When given in miniscule amounts, even heroin won’t kill you. The body can process it better than it processes alcohol, and aside from the fact that it’s heavily addictive, there are few dangerous side effects to a low dose of heroin. But the fact that most heroin is illegally-sourced and mixed with other ingredients, injected often through shared needles, and eventually taken at dosages that are likely to kill you, it very quickly becomes a dangerous and unreliable drug. Like heroin, most addictive drugs can hurt us – and some leave lasting, permanent damage.
Why Do Drugs Hurt Us?
All drugs are designed and sold to have a certain effect. Some drugs are synthetically put together specifically to mimic naturally-occurring chemicals, with the express purpose of eliciting a specific reaction, for medical or recreational purposes. Other drugs are derived from bacteria and plants, studied, and applied in medicine after decades of rigorous testing and experimentation. But in effect, all drugs leave a lasting mark on an individual – it’s what they’re meant to do.
Most drugs sold today are explicitly on the market because their benefits heavily outweigh their drawbacks. Heart medication may decrease the natural clotting effect in the body’s blood, creating thinner blood that more easily passes through a person’s veins, in order to improve oxygen delivery throughout the body’s tissue despite a weak heart or constricted blood vessels. However, this comes with a series of side effects, most notably the fact that less clotting means longer healing, as the body struggles to fix cuts and bruises.
Some drugs have drawbacks that far outweigh any benefits. When German chemists first discovered an even more potent analgesic by studying and experimenting with morphine, they dubbed it heroin, and sold it as a less addictive, more powerful analgesic and anesthetic under the Bayer brand. Soon, heroin was found to be an even more potently addictive drug than other existing opioids, and in the late 19th and early 20th century, it was banned for medical use in various regions throughout the world.
Drugs and the Body
Illegal drugs can generally be split into four categories: stimulants, depressants, opioids, and hallucinogens. Some stimulants and depressants have hallucinogenic properties, but hallucinogens are in a grey area medically. Other than PCP, they’re not strictly-speaking physically addictive, and while they do affect the brain, no evidence shows that their effects are permanent. However, they’re still illegal, and dangerous to use. Stimulants, depressants and opioids on the other hand are generally addictive, with the more potent drugs usually being more addictive.

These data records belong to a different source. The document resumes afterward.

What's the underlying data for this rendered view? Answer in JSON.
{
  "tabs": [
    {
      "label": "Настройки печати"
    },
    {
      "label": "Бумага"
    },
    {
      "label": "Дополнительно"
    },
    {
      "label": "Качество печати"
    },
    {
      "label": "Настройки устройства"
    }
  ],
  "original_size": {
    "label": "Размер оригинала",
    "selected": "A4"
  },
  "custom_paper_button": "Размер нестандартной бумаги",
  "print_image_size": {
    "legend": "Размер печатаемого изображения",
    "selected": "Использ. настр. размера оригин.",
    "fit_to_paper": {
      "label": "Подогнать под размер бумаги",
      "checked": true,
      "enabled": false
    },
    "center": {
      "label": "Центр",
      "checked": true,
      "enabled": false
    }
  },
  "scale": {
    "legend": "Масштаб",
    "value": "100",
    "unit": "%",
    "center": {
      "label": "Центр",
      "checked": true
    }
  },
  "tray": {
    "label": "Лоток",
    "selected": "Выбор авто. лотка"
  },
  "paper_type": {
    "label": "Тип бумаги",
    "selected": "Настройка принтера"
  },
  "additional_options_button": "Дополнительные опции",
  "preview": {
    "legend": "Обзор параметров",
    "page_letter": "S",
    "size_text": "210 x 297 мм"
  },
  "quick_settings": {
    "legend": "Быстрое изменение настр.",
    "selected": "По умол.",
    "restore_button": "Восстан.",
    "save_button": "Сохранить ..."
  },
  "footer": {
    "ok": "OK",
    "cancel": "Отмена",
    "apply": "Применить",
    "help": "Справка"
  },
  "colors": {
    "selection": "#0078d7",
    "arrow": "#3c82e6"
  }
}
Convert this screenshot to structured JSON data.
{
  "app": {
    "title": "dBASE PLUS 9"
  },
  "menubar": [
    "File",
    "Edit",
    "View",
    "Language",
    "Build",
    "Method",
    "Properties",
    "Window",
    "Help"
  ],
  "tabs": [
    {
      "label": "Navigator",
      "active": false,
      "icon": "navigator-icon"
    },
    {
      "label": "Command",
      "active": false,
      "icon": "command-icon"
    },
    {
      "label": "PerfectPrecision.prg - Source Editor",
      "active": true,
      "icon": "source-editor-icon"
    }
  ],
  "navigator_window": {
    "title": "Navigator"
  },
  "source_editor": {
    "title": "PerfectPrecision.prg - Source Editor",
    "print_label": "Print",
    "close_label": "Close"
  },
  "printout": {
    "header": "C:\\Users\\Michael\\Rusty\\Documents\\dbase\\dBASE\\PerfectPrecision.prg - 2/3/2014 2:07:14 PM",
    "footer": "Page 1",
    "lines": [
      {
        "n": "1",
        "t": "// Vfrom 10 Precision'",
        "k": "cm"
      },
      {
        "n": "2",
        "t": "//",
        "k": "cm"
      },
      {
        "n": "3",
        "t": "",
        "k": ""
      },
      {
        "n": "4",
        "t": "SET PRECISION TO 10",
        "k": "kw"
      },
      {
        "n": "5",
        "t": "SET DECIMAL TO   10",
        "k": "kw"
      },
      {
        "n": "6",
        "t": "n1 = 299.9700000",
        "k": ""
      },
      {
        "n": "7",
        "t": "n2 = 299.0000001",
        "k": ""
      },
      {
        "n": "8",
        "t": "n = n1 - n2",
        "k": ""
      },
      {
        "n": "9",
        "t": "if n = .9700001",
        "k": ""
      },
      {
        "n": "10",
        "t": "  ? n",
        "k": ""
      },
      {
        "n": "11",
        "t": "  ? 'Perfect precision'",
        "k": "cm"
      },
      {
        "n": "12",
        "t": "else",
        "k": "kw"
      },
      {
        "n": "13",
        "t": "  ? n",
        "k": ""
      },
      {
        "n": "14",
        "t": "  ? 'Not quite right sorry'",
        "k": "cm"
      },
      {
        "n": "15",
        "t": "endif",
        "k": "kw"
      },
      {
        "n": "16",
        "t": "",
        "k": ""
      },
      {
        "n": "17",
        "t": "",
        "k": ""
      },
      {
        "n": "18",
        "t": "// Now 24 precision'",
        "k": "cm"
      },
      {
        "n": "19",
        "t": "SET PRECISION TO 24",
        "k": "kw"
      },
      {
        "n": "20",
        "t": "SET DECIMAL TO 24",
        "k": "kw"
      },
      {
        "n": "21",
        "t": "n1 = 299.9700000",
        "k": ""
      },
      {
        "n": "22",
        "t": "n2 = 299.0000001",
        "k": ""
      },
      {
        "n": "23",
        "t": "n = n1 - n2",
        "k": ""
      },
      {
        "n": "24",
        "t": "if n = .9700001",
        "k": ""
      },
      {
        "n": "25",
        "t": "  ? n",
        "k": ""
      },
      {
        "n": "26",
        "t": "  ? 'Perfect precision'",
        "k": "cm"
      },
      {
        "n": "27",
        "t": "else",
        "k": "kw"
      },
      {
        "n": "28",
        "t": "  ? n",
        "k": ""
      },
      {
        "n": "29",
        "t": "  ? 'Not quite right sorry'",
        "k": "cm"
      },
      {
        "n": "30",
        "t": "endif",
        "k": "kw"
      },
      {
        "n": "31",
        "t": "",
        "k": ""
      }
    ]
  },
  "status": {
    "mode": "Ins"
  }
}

Taking too much of these drugs or reacting violently to them due to individual differences from person to person or counter indications with other medicines can leave lasting damage in the body, including organ failure, paralysis, blindness, and more.